**Directions:** Nothing other than an exact copy of the records should be returned.

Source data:
--- START ---

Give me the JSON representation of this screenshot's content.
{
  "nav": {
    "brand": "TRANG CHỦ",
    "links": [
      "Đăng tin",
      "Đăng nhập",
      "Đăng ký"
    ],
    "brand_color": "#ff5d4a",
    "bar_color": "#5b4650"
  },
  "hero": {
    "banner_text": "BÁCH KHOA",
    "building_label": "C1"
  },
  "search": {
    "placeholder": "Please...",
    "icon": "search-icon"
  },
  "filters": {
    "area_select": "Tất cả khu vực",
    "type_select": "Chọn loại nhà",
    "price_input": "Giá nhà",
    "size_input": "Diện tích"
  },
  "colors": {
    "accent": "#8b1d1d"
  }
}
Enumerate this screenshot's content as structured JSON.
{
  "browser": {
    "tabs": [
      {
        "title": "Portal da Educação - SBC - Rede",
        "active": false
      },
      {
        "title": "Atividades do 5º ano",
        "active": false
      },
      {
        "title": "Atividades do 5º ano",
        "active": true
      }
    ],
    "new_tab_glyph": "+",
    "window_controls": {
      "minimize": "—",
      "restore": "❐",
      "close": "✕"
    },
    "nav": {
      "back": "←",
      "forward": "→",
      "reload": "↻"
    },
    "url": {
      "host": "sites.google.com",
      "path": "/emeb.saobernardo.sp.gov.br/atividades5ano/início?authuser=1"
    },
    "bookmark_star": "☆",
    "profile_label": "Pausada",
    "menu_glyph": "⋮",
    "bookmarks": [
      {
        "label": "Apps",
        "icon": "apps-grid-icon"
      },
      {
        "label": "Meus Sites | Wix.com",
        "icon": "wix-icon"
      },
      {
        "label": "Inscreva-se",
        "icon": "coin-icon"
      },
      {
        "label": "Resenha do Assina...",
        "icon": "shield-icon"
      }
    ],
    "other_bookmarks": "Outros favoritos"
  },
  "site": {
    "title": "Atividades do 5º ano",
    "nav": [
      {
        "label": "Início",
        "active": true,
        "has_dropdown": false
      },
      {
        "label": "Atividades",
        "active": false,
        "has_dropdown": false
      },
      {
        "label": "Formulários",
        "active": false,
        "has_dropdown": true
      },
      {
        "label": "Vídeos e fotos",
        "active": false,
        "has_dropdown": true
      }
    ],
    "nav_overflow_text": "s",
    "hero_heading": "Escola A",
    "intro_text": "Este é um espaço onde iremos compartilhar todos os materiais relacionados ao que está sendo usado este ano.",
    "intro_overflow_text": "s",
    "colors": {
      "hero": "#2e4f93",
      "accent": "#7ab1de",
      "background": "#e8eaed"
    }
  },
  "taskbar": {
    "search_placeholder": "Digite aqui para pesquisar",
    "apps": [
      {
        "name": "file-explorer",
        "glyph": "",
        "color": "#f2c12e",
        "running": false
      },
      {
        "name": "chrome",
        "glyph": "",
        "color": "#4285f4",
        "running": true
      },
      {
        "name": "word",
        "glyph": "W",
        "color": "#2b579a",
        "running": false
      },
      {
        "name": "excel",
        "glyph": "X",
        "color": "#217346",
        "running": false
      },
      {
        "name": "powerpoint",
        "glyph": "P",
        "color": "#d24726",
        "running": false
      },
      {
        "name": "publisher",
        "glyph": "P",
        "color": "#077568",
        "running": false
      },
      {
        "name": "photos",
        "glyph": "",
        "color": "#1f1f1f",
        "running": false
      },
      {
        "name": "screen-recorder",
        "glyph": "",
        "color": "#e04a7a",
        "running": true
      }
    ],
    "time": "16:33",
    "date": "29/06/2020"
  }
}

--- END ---

**Response box:**
Give me the JSON representation of this screenshot's content.
{
  "nav": {
    "brand": "TRANG CHỦ",
    "links": [
      "Đăng tin",
      "Đăng nhập",
      "Đăng ký"
    ],
    "brand_color": "#ff5d4a",
    "bar_color": "#5b4650"
  },
  "hero": {
    "banner_text": "BÁCH KHOA",
    "building_label": "C1"
  },
  "search": {
    "placeholder": "Please...",
    "icon": "search-icon"
  },
  "filters": {
    "area_select": "Tất cả khu vực",
    "type_select": "Chọn loại nhà",
    "price_input": "Giá nhà",
    "size_input": "Diện tích"
  },
  "colors": {
    "accent": "#8b1d1d"
  }
}
Enumerate this screenshot's content as structured JSON.
{
  "browser": {
    "tabs": [
      {
        "title": "Portal da Educação - SBC - Rede",
        "active": false
      },
      {
        "title": "Atividades do 5º ano",
        "active": false
      },
      {
        "title": "Atividades do 5º ano",
        "active": true
      }
    ],
    "new_tab_glyph": "+",
    "window_controls": {
      "minimize": "—",
      "restore": "❐",
      "close": "✕"
    },
    "nav": {
      "back": "←",
      "forward": "→",
      "reload": "↻"
    },
    "url": {
      "host": "sites.google.com",
      "path": "/emeb.saobernardo.sp.gov.br/atividades5ano/início?authuser=1"
    },
    "bookmark_star": "☆",
    "profile_label": "Pausada",
    "menu_glyph": "⋮",
    "bookmarks": [
      {
        "label": "Apps",
        "icon": "apps-grid-icon"
      },
      {
        "label": "Meus Sites | Wix.com",
        "icon": "wix-icon"
      },
      {
        "label": "Inscreva-se",
        "icon": "coin-icon"
      },
      {
        "label": "Resenha do Assina...",
        "icon": "shield-icon"
      }
    ],
    "other_bookmarks": "Outros favoritos"
  },
  "site": {
    "title": "Atividades do 5º ano",
    "nav": [
      {
        "label": "Início",
        "active": true,
        "has_dropdown": false
      },
      {
        "label": "Atividades",
        "active": false,
        "has_dropdown": false
      },
      {
        "label": "Formulários",
        "active": false,
        "has_dropdown": true
      },
      {
        "label": "Vídeos e fotos",
        "active": false,
        "has_dropdown": true
      }
    ],
    "nav_overflow_text": "s",
    "hero_heading": "Escola A",
    "intro_text": "Este é um espaço onde iremos compartilhar todos os materiais relacionados ao que está sendo usado este ano.",
    "intro_overflow_text": "s",
    "colors": {
      "hero": "#2e4f93",
      "accent": "#7ab1de",
      "background": "#e8eaed"
    }
  },
  "taskbar": {
    "search_placeholder": "Digite aqui para pesquisar",
    "apps": [
      {
        "name": "file-explorer",
        "glyph": "",
        "color": "#f2c12e",
        "running": false
      },
      {
        "name": "chrome",
        "glyph": "",
        "color": "#4285f4",
        "running": true
      },
      {
        "name": "word",
        "glyph": "W",
        "color": "#2b579a",
        "running": false
      },
      {
        "name": "excel",
        "glyph": "X",
        "color": "#217346",
        "running": false
      },
      {
        "name": "powerpoint",
        "glyph": "P",
        "color": "#d24726",
        "running": false
      },
      {
        "name": "publisher",
        "glyph": "P",
        "color": "#077568",
        "running": false
      },
      {
        "name": "photos",
        "glyph": "",
        "color": "#1f1f1f",
        "running": false
      },
      {
        "name": "screen-recorder",
        "glyph": "",
        "color": "#e04a7a",
        "running": true
      }
    ],
    "time": "16:33",
    "date": "29/06/2020"
  }
}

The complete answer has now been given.